Following the killings of George Floyd, Ahmaud Arbery, Breonna Taylor, and others in the Black community, many U-M units have developed resources for individuals to help end structural racism through education and action.
As activist and scholar Angela Davis once said, “In a racist society it is not enough to be non-racist, we must be anti-racist.”
10 Ways to Be Anti-Racist
The Peer Inclusive Education Team at the U-M office of Multi-Ethnic Student Affairs (MESA) created a primer on how to be anti-racist, which includes practicing E.A.R.S. Learn the strategy behind that acronym, ways to respect each other’s boundaries, and how to become more involved in racial justice issues. MESA is grounded in empowering students to address social justice issues and build inclusive spaces and equitable opportunities for all students.
An Anti-Racist Reading List
The U-M Library has compiled a reading list of more than a dozen books on anti-racism, including a 1967 manuscript written by Martin Luther King Jr. demanding an end to global poverty.
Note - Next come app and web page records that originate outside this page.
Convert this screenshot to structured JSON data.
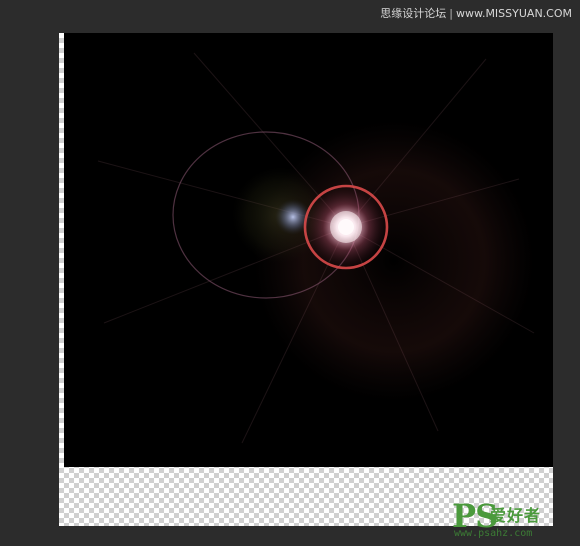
{
  "watermark": {
    "site_name": "思缘设计论坛",
    "site_url": "www.MISSYUAN.COM"
  },
  "logo": {
    "ps_text": "PS",
    "cn_text": "爱好者",
    "url_text": "www.psahz.com"
  },
  "colors": {
    "background": "#2c2c2c",
    "canvas_black": "#000000",
    "flare_core": "#ffffff",
    "flare_ring": "#d94a4a",
    "logo_green": "#4b9a3d"
  },
  "icons": {
    "lens_flare": "lens-flare-icon",
    "checkerboard": "transparency-checkerboard"
  }
}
Also recommended is “Stamped from the Beginning” by the award-winning historian Ibram X. Kendi. He argues that racist ideas in the U.S. have a long and lingering history in which nearly every great American thinker is complicit. From a collection of essays, interviews, and speeches, compiled by the activist-scholar Angela Davis, to James Baldwin’s 1963 national bestseller on the civil rights movement, this list provides a deep dive into the subject of racial injustice.
Anti-Racist Resource Guide
The U-M Museum of Art has created a Black Lives Matter page on its website with links to several learning resources. The site includes a 30-page, shareable anti-racism guide with books; podcasts; movie trailers; and a list of political organizations, legal justice centers, and activists to follow and support. It also includes information on how to be a respectful ally from the Anti-Oppression Network, a coalition of individuals, grassroots groups, and community organizations that recognize the oppression that exists in society and attempts to mitigate its affects.
How Racism Makes Us Sick
Harvard public health professor David R. Williams, ’84, PhD’86, developed a scale to measure the impact of discrimination on well-being. The scale goes beyond traditional measures like income and education to reveal how factors like implicit bias, residential segregation, and negative stereotypes create and sustain inequality. Williams presents evidence in a TED Talk on how racism is producing a rigged system — and offers examples of programs across the U.S. that are working to dismantle discrimination.